Only an exact copy of the listing below will do.

· · · · · · ·

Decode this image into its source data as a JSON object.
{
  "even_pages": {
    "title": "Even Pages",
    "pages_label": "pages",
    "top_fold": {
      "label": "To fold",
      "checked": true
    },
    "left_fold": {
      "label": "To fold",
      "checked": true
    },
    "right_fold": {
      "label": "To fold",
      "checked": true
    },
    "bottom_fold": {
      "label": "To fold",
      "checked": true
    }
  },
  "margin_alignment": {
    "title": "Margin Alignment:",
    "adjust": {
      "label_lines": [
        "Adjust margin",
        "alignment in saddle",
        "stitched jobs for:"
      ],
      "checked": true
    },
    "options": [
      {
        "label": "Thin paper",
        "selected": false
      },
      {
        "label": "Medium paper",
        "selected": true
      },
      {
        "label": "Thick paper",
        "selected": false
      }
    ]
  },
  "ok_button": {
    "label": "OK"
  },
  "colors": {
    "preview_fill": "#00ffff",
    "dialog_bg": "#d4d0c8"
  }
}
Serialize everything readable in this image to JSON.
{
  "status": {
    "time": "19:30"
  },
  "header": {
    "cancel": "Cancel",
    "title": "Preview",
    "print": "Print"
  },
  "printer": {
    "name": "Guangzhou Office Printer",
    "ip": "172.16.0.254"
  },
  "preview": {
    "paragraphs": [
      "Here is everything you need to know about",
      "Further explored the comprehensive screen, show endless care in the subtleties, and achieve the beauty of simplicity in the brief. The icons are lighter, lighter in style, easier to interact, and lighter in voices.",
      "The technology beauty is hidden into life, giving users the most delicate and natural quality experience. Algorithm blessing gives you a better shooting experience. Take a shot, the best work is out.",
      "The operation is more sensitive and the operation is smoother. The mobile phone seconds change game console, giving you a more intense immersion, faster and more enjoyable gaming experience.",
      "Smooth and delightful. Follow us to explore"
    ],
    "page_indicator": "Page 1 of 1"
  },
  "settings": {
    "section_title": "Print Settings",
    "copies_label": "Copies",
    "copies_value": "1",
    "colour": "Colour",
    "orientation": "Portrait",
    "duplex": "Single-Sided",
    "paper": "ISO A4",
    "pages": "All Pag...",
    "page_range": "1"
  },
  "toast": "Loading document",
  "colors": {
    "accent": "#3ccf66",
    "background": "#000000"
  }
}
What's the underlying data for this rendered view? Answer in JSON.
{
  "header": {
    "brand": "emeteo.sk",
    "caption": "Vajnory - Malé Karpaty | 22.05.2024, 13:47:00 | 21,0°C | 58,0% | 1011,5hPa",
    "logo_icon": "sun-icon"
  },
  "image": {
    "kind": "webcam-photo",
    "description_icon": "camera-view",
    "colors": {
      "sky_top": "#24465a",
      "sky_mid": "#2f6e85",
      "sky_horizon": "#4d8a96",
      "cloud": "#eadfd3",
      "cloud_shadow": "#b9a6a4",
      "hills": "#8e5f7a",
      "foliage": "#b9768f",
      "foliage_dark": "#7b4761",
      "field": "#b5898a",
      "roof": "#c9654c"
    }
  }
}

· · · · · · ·

Solved problem:
Decode this image into its source data as a JSON object.
{
  "even_pages": {
    "title": "Even Pages",
    "pages_label": "pages",
    "top_fold": {
      "label": "To fold",
      "checked": true
    },
    "left_fold": {
      "label": "To fold",
      "checked": true
    },
    "right_fold": {
      "label": "To fold",
      "checked": true
    },
    "bottom_fold": {
      "label": "To fold",
      "checked": true
    }
  },
  "margin_alignment": {
    "title": "Margin Alignment:",
    "adjust": {
      "label_lines": [
        "Adjust margin",
        "alignment in saddle",
        "stitched jobs for:"
      ],
      "checked": true
    },
    "options": [
      {
        "label": "Thin paper",
        "selected": false
      },
      {
        "label": "Medium paper",
        "selected": true
      },
      {
        "label": "Thick paper",
        "selected": false
      }
    ]
  },
  "ok_button": {
    "label": "OK"
  },
  "colors": {
    "preview_fill": "#00ffff",
    "dialog_bg": "#d4d0c8"
  }
}
Serialize everything readable in this image to JSON.
{
  "status": {
    "time": "19:30"
  },
  "header": {
    "cancel": "Cancel",
    "title": "Preview",
    "print": "Print"
  },
  "printer": {
    "name": "Guangzhou Office Printer",
    "ip": "172.16.0.254"
  },
  "preview": {
    "paragraphs": [
      "Here is everything you need to know about",
      "Further explored the comprehensive screen, show endless care in the subtleties, and achieve the beauty of simplicity in the brief. The icons are lighter, lighter in style, easier to interact, and lighter in voices.",
      "The technology beauty is hidden into life, giving users the most delicate and natural quality experience. Algorithm blessing gives you a better shooting experience. Take a shot, the best work is out.",
      "The operation is more sensitive and the operation is smoother. The mobile phone seconds change game console, giving you a more intense immersion, faster and more enjoyable gaming experience.",
      "Smooth and delightful. Follow us to explore"
    ],
    "page_indicator": "Page 1 of 1"
  },
  "settings": {
    "section_title": "Print Settings",
    "copies_label": "Copies",
    "copies_value": "1",
    "colour": "Colour",
    "orientation": "Portrait",
    "duplex": "Single-Sided",
    "paper": "ISO A4",
    "pages": "All Pag...",
    "page_range": "1"
  },
  "toast": "Loading document",
  "colors": {
    "accent": "#3ccf66",
    "background": "#000000"
  }
}
What's the underlying data for this rendered view? Answer in JSON.
{
  "header": {
    "brand": "emeteo.sk",
    "caption": "Vajnory - Malé Karpaty | 22.05.2024, 13:47:00 | 21,0°C | 58,0% | 1011,5hPa",
    "logo_icon": "sun-icon"
  },
  "image": {
    "kind": "webcam-photo",
    "description_icon": "camera-view",
    "colors": {
      "sky_top": "#24465a",
      "sky_mid": "#2f6e85",
      "sky_horizon": "#4d8a96",
      "cloud": "#eadfd3",
      "cloud_shadow": "#b9a6a4",
      "hills": "#8e5f7a",
      "foliage": "#b9768f",
      "foliage_dark": "#7b4761",
      "field": "#b5898a",
      "roof": "#c9654c"
    }
  }
}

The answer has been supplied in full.